(Website and app data records)
==================================================

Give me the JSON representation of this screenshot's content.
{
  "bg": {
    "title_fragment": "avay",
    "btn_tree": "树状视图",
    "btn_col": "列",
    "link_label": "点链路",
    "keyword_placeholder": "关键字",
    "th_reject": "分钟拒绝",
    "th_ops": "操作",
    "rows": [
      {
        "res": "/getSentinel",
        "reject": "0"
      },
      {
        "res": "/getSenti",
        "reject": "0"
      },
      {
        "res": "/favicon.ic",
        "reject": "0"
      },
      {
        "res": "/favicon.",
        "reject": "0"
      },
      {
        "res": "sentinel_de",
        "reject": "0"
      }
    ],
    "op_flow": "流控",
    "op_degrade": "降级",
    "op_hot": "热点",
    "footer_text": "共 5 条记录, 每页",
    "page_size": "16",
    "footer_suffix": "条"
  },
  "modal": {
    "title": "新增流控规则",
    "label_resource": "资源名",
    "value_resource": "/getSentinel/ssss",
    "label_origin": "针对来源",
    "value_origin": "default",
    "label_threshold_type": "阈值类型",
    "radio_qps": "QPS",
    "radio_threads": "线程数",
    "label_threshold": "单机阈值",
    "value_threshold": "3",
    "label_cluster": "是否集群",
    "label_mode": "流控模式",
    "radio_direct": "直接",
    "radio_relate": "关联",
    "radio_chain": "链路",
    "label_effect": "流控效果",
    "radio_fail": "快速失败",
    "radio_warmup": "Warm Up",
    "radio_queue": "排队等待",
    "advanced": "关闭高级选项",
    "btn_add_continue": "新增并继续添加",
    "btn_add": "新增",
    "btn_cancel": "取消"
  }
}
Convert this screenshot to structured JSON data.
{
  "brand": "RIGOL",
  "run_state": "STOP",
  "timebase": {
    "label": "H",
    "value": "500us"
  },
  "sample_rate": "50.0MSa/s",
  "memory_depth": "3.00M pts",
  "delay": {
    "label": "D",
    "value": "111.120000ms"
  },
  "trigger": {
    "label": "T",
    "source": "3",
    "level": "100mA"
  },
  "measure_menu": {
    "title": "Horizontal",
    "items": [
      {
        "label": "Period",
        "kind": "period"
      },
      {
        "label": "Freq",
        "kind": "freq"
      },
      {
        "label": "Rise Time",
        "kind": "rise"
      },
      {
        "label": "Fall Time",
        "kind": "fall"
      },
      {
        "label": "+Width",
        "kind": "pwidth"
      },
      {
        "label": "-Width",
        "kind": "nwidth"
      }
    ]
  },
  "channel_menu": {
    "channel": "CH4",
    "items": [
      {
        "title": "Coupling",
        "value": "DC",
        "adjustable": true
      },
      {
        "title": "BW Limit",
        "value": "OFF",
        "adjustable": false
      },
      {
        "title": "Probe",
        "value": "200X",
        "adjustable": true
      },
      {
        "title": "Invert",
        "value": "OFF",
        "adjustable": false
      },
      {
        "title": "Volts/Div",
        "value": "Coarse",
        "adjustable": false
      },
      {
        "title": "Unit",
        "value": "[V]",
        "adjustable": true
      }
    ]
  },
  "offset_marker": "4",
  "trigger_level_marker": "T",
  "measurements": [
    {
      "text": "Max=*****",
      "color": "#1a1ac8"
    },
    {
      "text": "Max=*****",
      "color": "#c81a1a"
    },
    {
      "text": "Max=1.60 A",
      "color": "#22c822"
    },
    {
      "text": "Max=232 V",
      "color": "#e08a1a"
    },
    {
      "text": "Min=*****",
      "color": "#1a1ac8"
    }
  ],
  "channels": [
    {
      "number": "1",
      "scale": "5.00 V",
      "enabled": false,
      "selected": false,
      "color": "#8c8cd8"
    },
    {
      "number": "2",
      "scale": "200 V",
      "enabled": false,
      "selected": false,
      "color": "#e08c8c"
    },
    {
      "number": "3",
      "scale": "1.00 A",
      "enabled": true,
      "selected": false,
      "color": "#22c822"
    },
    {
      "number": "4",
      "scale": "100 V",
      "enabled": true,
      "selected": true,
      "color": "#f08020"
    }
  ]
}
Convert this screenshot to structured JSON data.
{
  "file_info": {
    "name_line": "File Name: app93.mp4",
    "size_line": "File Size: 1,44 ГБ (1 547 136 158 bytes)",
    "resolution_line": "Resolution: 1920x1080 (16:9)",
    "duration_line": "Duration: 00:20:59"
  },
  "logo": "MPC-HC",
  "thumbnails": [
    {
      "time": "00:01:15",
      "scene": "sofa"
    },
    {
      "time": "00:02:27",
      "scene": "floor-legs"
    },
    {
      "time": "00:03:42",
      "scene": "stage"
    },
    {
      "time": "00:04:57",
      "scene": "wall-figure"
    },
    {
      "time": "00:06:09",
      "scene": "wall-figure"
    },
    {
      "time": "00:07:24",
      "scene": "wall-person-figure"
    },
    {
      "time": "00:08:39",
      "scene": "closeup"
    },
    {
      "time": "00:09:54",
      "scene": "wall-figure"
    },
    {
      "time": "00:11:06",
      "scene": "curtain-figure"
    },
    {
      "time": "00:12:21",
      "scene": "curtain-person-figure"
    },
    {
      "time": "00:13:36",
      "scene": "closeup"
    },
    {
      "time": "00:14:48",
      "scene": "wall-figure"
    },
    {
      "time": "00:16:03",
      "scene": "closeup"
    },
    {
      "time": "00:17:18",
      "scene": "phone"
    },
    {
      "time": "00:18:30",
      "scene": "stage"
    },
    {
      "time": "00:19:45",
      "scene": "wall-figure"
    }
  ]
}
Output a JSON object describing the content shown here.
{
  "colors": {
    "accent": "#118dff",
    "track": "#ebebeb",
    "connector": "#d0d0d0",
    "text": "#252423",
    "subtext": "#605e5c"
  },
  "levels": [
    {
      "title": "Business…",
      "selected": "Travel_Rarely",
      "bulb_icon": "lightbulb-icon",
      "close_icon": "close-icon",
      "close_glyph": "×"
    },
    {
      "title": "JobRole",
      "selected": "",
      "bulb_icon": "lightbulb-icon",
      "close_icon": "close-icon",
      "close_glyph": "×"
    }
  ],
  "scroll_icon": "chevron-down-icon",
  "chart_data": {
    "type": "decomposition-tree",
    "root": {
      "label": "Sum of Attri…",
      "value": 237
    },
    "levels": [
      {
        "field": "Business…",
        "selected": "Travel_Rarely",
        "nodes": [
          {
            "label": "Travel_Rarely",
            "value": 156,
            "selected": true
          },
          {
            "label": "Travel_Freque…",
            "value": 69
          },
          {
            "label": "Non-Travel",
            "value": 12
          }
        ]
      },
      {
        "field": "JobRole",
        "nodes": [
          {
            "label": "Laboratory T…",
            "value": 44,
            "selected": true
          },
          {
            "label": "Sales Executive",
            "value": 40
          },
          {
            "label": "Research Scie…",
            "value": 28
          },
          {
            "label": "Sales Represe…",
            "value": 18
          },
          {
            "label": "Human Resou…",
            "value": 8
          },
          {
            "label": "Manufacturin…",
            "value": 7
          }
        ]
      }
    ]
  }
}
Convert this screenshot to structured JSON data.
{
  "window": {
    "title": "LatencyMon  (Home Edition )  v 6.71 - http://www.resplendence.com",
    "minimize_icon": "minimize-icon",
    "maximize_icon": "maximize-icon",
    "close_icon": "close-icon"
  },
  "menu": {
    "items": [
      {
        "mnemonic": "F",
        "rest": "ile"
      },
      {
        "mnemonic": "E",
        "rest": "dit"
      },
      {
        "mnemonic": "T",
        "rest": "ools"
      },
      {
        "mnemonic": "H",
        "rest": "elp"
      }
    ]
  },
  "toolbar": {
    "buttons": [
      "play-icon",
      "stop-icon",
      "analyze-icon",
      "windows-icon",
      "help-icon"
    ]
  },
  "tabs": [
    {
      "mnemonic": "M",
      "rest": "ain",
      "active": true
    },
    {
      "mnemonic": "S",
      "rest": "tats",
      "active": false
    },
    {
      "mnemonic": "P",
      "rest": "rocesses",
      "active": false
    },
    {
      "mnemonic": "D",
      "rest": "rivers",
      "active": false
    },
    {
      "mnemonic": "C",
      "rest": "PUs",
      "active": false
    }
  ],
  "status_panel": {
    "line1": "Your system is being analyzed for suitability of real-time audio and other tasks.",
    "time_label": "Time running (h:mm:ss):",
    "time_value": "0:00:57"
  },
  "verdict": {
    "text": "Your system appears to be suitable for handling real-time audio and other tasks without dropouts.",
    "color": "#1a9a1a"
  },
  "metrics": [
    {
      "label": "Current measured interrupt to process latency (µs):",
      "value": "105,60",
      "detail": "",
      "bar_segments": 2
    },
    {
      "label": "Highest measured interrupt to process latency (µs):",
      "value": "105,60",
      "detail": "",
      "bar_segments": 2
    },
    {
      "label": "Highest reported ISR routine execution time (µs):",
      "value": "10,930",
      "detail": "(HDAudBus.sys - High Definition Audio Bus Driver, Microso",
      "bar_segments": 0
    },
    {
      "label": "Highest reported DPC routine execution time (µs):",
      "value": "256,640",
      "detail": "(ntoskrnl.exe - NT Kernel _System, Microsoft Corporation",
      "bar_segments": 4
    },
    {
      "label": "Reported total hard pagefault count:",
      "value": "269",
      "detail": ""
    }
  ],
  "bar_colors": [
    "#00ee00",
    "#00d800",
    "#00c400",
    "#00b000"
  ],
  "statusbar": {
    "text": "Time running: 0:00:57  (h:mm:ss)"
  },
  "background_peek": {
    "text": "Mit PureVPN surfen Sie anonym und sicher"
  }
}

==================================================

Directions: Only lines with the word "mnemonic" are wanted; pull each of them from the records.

Output below:
        "mnemonic": "F",
        "mnemonic": "E",
        "mnemonic": "T",
        "mnemonic": "H",
      "mnemonic": "M",
      "mnemonic": "S",
      "mnemonic": "P",
      "mnemonic": "D",
      "mnemonic": "C",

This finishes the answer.